Continued from last post . . . Okay. I’m finally going to do this. Break open my brain a little bit and talk about people's immanent power to shape their own lives and produce new ways of life. And this is going to get deeper than some smooth-talking Tony Robbins shit here.
Profound truths can emerge from an event. The world unfolds at a particular place and time in such a way that it produces a deeply meaningful and complex insight about the nature of existence. It could be the nature of your existence as a person, maybe the nature of human existence generally. Maybe your own understanding of the nature of human existence. It takes a lot to unpack that.
Sometimes, that’s what I think philosophical thought really amounts to. Unpacking the more profound meanings and truths of our lives so we can see all the details splayed out before us.
How is an insight complex? Most of the time, we describe insights as simple, don’t we? An insight is the “Ah-ha!” moment. It’s where everything makes sense, and everything is clear. That’s supposed to make the world simple.
Well, there’s nothing about being true or making sense that implies that what you newly understand is simple at all. Plenty of us understand a lot of different aspects of the world that are incredibly complex. You can have an insight about any part of reality that illuminates a pretty complex field.
You may actually have a hard time explaining precisely what you understand. There’s an old adage in analytic philosophy that if you truly understand something, you can explain it easily. Well, that’s frankly bullshit.

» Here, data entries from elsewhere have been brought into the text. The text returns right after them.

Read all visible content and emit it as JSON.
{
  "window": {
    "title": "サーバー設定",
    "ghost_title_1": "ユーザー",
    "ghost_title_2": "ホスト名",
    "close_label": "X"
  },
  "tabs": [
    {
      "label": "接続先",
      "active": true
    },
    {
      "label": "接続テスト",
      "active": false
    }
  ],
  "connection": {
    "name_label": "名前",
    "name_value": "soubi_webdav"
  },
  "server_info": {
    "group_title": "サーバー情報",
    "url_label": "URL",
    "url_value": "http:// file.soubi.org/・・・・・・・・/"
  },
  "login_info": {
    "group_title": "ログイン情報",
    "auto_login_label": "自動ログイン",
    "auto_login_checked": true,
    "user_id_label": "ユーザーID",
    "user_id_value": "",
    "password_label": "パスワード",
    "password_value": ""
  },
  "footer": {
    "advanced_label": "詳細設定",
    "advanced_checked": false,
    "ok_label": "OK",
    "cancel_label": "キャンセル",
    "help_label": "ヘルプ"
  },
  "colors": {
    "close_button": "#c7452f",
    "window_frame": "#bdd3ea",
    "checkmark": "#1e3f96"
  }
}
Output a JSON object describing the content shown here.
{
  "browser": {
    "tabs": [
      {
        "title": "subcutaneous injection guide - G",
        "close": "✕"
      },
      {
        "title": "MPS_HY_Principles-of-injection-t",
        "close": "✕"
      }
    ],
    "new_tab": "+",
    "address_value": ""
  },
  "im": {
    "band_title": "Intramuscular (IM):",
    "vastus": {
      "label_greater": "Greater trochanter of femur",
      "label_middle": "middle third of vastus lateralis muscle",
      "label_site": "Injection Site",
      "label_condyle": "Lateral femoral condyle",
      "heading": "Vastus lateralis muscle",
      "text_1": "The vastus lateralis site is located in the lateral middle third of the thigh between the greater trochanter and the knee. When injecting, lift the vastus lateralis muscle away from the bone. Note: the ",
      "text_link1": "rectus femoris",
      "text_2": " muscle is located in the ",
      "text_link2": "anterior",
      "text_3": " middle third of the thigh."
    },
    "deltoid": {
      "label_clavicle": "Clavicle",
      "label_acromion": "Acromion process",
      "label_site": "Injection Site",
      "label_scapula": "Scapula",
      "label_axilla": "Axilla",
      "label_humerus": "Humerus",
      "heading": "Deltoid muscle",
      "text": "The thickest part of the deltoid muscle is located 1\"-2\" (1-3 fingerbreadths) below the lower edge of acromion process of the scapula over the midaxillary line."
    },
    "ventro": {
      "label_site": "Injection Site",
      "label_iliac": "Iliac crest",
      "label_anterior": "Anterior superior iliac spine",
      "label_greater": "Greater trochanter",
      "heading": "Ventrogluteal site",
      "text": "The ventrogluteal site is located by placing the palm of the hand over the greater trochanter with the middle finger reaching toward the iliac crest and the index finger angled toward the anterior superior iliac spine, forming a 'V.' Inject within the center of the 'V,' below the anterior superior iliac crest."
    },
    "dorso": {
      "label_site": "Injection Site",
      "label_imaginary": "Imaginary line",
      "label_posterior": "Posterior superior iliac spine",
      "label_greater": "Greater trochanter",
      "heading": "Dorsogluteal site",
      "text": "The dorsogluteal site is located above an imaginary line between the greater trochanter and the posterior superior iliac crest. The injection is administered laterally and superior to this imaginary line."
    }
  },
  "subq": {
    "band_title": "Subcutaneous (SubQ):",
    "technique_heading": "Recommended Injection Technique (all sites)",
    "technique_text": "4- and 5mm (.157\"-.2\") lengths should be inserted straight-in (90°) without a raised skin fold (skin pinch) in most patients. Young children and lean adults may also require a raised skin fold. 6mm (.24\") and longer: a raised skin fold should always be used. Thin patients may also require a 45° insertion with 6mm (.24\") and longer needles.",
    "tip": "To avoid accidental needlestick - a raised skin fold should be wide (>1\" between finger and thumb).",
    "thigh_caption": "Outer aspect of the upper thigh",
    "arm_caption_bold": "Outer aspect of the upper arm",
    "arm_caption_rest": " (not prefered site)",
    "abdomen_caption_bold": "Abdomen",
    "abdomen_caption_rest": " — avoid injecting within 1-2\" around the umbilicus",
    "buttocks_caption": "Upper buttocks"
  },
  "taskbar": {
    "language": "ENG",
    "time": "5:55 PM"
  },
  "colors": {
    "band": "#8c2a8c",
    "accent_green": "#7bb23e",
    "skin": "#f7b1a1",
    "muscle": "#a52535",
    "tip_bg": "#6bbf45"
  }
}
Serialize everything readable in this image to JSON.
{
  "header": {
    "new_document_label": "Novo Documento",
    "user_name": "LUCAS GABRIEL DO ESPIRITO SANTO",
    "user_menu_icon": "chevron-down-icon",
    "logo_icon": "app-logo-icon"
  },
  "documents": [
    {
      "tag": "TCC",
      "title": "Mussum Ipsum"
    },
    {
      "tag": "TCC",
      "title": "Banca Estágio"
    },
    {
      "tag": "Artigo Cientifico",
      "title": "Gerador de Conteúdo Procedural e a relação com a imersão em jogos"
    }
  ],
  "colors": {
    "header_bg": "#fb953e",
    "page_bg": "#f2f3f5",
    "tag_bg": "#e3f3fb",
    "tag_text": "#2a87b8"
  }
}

If you understand something very complicated, you may not be able to explain it easily. Maybe not without a years-long apprenticeship or course program. Maybe it’s more intuitive knowledge that only manifests after years of practice. The point is that what we understand may have many different facets, aspects, perspectives, and interlocking parts.
Depth of a truth is another matter, but related to its complexity. It’s more about whether some piece of knowledge captures some fundamental or essential aspect of its subject matter. Do you understand what makes a system operate the way it does?
Take away some object or stop some process that’s part of some larger system. Some piece of architecture without which the entire building would come crashing to rubble, or none of the electricity would flow throughout an entire city. You have a deep truth if you know about some piece of the world like that. Knowledge of what’s fundamental.
Knowledge is always produced in someone. It’s a function of a consciousness, of a creature’s awareness of the world. What is known and what can be known depends on what the knowing creature can do. So all of our knowledge is rooted in action – a new piece of knowledge lets you do new things.
Even if all you’re doing is thinking in a way you’ve never thought before. Each new piece of knowledge – some act of learning – changes us just that little bit. A small difference, but we can never say the world is ever quite the same. In that sense, every change is a radical one.
A change in the smallest possible quantity is still enough to transform X into Y. Every one of our acts has that power. I mean, all acts and changes have that radically transformative power. But human beings are included in that group – we’re part of the universe, which means we have the power to change it.
And that’s what activism of any kind really is. That’s the point Antonio Negri and Michel Foucault – to talk about the passage of Commonwealth I’ve been discussing since Monday. That’s the profound insight that comes from reflecting on these ideas.
|Not every event in our lives is going to cause a widespread|
social and material transformation in the world. But each
of them will have their own significance and beauty. The
world according to each of those moments.
Understand that every act you make radically transforms the world. Understand the weight of everything you do when even our most insignificant movements have the inherent potential to flip the world around. Not every sneeze is going to change a whole country’s political system or end all war and poverty, or anything like that scale.
But the lesson is that because we can make simple, ordinary changes in the world, we can also make massively important ones. At their most fundamental, every change is radical – the difference between X and Y. Every difference makes a difference. Some bigger than others, but a difference nonetheless.
Understand that we have this power. And then jump for joy that we have it.
• • •
This post is another one of those moments where I basically write philosophy for you. Almost freestyle. A pure cut of conceptual exploration. Maybe you think it’s bunk, maybe I illuminated something for you. I’ve heard people tell me Plato was nonsense. What constitutes peer review in this context?
Stick it in your pipe and have a think. Let me know what comes out of it.